This is a wonderful 65 million year story, which has been somewhat neglected during the modern science era, and this series attempts to fill in many gaps for the wonder and scientific endeavour of the chattering and lumbering primates who eventually came down from the trees.
The BBC has left some significant Quaternary and Recent megafaunal extinctions out, in such places as Madagascar, Australia (eg diprotodon, megalania), New Zealand (eg the moa), and other places, so I hope they will visit these places in another series!
on June 11, 2003
With the enormous success of "Walking with Dinosaurs", it was only natural that Framestore and the BBC would follow-up that series with the age after the dinosaurs. "Walking with Prehistoric Beasts" is that series. In fact, this is the series that Executive Producer Tim Haines wanted to do, even more than "Walking with Dinosaurs".

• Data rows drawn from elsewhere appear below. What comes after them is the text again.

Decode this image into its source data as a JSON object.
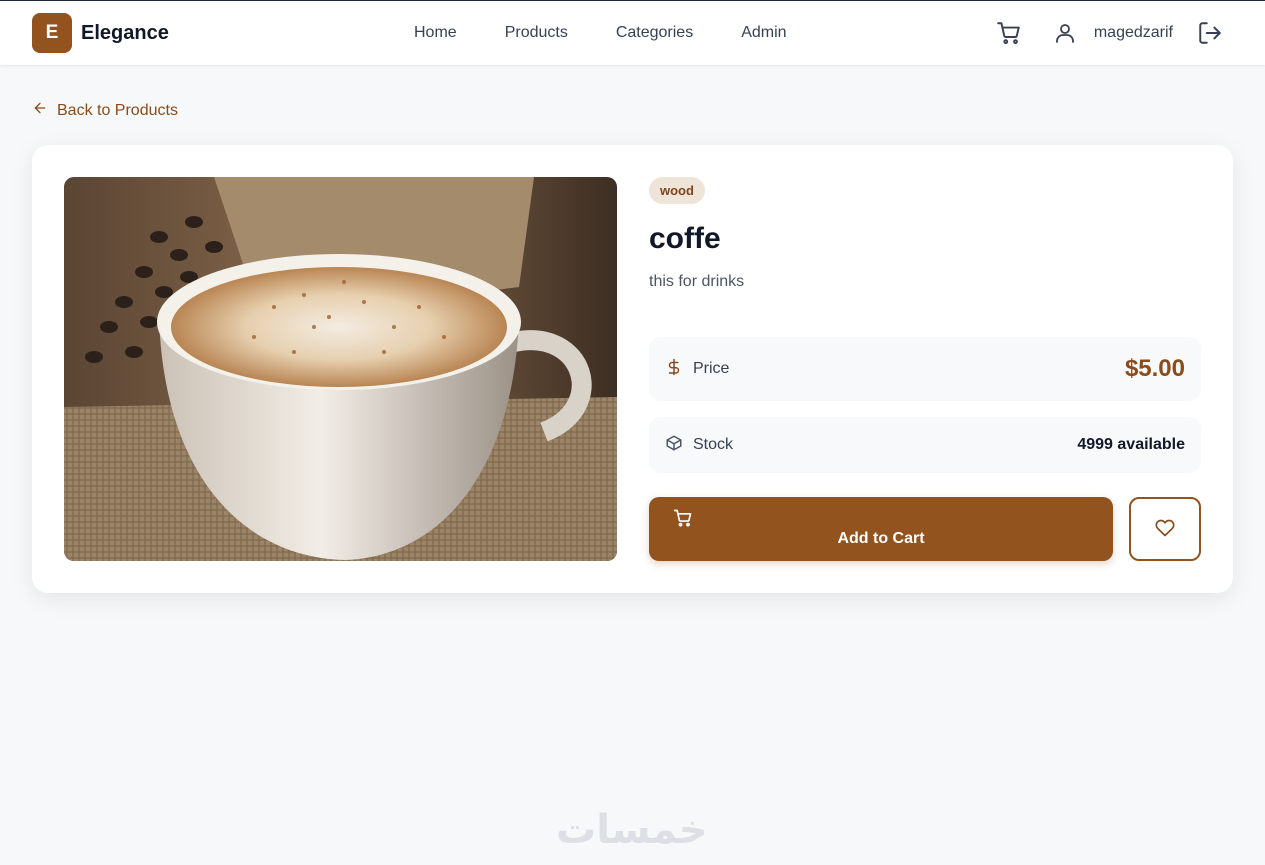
{
  "brand": {
    "initial": "E",
    "name": "Elegance"
  },
  "nav": {
    "links": [
      "Home",
      "Products",
      "Categories",
      "Admin"
    ],
    "username": "magedzarif"
  },
  "icons": {
    "nav_cart": "shopping-cart-icon",
    "nav_user": "user-icon",
    "logout": "logout-icon",
    "back": "arrow-left-icon",
    "price": "dollar-icon",
    "stock": "box-icon",
    "add_cart": "shopping-cart-icon",
    "wishlist": "heart-icon"
  },
  "back_link": "Back to Products",
  "product": {
    "category": "wood",
    "title": "coffe",
    "description": "this for drinks",
    "price_label": "Price",
    "price": "$5.00",
    "stock_label": "Stock",
    "stock": "4999 available",
    "add_to_cart": "Add to Cart"
  },
  "colors": {
    "accent": "#93531f",
    "badge_bg": "#efe4d8",
    "page_bg": "#f7f8fa"
  },
  "watermark": "خمسات"
}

My first experience with this series was in London with the episode "Whale Killer". I knew then that this was something I wanted to see when it came across the "pond", and it was something I wanted to buy. It was a little disappointing that Stockard Channing, not Avery Brooks, narrated the Discovery Channel version, but she does a fair job. However, one would be better off buying the video version than taping the series off Discovery.

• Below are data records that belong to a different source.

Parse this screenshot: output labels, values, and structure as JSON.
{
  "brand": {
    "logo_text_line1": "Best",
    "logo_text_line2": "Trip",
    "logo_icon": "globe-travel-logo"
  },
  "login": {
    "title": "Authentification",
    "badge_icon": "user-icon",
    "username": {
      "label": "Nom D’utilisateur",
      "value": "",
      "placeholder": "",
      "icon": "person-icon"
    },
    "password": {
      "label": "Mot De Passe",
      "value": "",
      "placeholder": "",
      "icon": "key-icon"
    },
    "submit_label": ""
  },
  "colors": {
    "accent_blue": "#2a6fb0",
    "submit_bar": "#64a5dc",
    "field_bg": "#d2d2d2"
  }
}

The video version is the original version that aired in the UK, with Kenneth Branagh's original narration. As with "Walking with Dinosaurs", Branagh's narration is greatly superior to Channing or Brooks', though one has to remember that Branagh isn't working with a script written for a version that is chopped up to accomidate the slighty stricter US censors and commercial time. And the video has the *complete*, uncut episodes from the original BBC airing. The animation continues from "Dinosaurs" and appears just as realistic, despite the added difficulty of rendering fur and feathers!

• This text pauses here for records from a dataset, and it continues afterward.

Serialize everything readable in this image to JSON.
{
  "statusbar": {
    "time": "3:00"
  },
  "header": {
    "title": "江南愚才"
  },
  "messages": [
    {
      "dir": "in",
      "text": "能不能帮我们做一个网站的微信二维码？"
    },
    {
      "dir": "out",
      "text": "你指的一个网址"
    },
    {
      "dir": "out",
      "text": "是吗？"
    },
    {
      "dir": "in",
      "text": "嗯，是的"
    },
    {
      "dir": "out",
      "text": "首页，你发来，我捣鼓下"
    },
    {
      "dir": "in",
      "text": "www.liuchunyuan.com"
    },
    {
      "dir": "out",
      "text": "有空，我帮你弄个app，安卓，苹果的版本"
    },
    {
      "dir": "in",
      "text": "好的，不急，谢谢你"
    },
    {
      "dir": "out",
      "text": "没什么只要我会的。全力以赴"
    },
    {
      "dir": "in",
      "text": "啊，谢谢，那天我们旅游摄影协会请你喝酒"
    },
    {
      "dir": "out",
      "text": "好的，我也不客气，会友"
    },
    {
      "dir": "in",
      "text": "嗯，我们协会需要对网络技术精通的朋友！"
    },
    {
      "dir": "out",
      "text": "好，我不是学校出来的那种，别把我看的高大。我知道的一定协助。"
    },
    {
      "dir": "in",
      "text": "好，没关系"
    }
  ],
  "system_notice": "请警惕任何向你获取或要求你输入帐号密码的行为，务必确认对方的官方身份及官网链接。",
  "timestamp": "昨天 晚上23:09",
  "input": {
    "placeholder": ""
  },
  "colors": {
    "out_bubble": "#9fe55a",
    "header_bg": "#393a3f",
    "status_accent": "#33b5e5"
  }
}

Although this is a excellent series, there are certain flaws that prevent the series from getting five stars. The animatronics continue to be, IMHO, of a lesser quality than the animation; they still look like rubber puppets. This is perhaps at it's most glaring in the fourth episode, with the early humans. The humans in that episode, despite more than adequate animation, just don't "feel" real, either animated or animatrionic. In fact, in my opinion, the primates featured in this series look more like animated characters than real animals. Only the Neanderthal and Cro-Magnon humans have any semblance of realism, and only because they are portrayed by actors.
The extras featured in the DVD make this series even more worthwhile. Included on the second disc are the two "Making of..." hour-long episodes. Also on the disc are interviews with the creators of the series, stats on the animals featured in the series, and various images of the animals.
All in all, "Walking with Prehistoric Beasts" is an excellent follow-up to "Dinosaurs", despite the technical flaws. Once again, Tim Haines proves why Framestore is to televison what Industrial Light and Magic is to movies. I hope that Haines and company will follow up this series with episodes of the animals from *before* the age of dinosaurs, though, from the previews I've seen, I hold no hope for "Walking with Cavemen"!